Undoubtedly, having a counselling diploma with merit hanging on the wall comes in handy; if only I can finish my advanced CBT course now. My Zen will be well-treated when found.
Even my tired is tired.
I doubt dunking my head in a sink filled with espresso coffee will help.
Ergo, what the hell is MS up to?
It seems like I handed myself a poisoned chalice when I asked my neurologist for a change in disease-modifying treatment because I felt I had passed the sell-by date on how long one should remain on a particular DMT. Remember how I bragged and compared the number of daily injections I would skip had I stayed on the weekly brand for the next eleven years? (The post itself now finds itself in the final of the Blog Awards Ireland 2018 competition so someone is getting something out it, so loving it!)
For the last six months, MS has taken me on a physical ride that still reminds me of those early diagnosis days when I was afraid of taking control of my disease progression.
The saddest thing of all?
I pinned my hopes and dreams on being somewhat normal again.
But, I cannot remember what being normal feels like.
Was it when going out for a meal felt like the best thing ever and being kicked out after four hours because we were the only ones left by closing time?
Concerts without needing to be dragged out of a U2 concert pit because the light show made me faint, caused by a different kind of vertigo altogether?
Sitting in front of a Caravaggio for an hour without falling asleep after ten minutes?
When I still had enough energy to study psychology after work?
Or those long night-time chats with female friends because they once again met the man of their dreams yet he stopped replying to their texts two days later?
Or worse, was being healthy when I tried to decide which to wear: black princess skirt number one or black princess skirt number four, before deciding I would wear black princess skirt number nine.
Of course, such emotions are just a few of those that have tried to subdue me this year. I gung-ho’d the earlier emotions half into oblivion, just like I will with this batch. Anyone who knows me will have met the impatience for my own
disabilities otherwise-orientated-abilities, aches or pains. Life goes on, but sometimes, just sometimes I want to go back to the time where worries about incurable, neurodegenerative illnesses were the last thing on my mind.
Thankfully, I can still inject a joke or a barrel of laughs to life to remind myself that it’s meant to be lived.
- Understanding Psychosocial Adjustment to Chronic Illness and Disability
- Kessler Foundation joins international study to improve cognitive dysfunction in MS
- Multiple sclerosis information for health and social care professionals
- Writing as a form of therapy
- The power of writing: 3 types of therapeutic writing
© Willeke Van Eeckhoutte and Ireland, Multiple Sclerosis & Me, 2018. Unauthorized use and/or duplication of this material without express and written permission from this site’s author and/or owner is strictly prohibited.

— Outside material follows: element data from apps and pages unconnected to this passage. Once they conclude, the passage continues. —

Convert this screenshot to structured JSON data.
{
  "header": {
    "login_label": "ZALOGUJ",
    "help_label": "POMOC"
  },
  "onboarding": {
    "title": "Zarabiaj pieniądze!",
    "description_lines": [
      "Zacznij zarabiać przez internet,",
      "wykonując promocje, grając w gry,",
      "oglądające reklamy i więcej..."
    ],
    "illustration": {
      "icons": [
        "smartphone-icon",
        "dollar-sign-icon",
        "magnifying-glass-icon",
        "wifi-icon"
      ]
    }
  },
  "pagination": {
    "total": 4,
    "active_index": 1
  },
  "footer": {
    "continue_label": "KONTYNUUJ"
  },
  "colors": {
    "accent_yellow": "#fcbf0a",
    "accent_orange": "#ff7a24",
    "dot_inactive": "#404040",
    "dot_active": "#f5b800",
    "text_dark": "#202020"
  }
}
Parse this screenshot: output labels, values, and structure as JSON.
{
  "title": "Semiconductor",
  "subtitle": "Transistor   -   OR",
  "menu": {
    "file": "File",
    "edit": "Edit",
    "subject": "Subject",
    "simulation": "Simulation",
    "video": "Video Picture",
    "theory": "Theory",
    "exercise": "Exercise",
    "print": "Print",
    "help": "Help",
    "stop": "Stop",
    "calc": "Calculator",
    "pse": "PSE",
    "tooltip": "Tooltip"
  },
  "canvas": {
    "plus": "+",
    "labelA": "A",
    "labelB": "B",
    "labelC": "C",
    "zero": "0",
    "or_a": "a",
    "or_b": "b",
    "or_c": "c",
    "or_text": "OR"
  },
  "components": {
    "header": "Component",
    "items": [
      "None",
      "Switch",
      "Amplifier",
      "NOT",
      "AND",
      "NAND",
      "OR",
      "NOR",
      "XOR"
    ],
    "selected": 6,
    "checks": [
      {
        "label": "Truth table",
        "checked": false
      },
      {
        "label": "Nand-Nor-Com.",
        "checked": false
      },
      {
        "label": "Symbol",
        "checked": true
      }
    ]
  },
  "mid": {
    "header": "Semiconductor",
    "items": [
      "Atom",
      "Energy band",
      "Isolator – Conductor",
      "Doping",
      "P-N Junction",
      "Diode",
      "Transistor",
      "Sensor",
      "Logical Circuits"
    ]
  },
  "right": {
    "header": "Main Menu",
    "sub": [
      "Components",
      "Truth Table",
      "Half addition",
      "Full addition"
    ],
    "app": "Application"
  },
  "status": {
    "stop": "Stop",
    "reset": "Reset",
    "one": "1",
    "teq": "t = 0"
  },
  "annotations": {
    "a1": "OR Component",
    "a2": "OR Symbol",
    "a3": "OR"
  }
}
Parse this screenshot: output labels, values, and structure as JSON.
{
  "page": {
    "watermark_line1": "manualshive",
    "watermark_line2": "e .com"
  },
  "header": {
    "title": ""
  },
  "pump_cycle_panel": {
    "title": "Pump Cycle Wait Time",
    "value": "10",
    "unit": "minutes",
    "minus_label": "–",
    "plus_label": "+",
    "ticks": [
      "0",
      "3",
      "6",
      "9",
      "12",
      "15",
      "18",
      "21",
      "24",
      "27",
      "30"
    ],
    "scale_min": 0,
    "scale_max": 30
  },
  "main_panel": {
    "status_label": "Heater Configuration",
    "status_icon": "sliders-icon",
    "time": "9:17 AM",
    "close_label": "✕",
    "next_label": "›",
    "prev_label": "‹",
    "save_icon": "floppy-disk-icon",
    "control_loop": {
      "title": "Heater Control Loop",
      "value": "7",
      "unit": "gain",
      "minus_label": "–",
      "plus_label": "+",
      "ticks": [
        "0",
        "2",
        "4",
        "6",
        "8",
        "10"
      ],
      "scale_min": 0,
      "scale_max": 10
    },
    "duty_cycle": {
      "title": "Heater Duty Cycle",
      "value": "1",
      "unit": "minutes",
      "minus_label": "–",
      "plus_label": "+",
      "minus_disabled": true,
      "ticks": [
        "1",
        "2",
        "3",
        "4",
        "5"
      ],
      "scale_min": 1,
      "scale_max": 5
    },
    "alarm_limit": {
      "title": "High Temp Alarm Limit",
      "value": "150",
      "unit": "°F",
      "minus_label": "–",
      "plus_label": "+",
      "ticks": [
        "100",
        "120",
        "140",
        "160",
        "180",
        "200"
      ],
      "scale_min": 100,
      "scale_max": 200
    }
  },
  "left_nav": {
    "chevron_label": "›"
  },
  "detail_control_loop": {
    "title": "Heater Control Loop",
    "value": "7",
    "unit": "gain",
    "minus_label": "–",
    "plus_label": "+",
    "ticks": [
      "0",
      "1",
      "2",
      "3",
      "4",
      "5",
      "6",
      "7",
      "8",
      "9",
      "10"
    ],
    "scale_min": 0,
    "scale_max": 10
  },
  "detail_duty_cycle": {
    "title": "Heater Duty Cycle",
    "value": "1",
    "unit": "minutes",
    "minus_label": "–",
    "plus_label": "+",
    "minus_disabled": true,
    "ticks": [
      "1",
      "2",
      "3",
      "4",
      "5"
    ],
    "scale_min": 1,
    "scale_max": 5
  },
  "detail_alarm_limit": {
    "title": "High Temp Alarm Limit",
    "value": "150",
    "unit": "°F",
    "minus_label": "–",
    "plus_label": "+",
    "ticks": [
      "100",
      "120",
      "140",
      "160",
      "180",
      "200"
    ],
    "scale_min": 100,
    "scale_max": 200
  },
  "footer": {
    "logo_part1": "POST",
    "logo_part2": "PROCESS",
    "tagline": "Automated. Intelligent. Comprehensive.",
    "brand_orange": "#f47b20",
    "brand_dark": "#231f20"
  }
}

Excerpts and links may be used, provided that full and clear credit is given to Willeke Van Eeckhoutte and irelandms.com with appropriate and specific direction to the original content.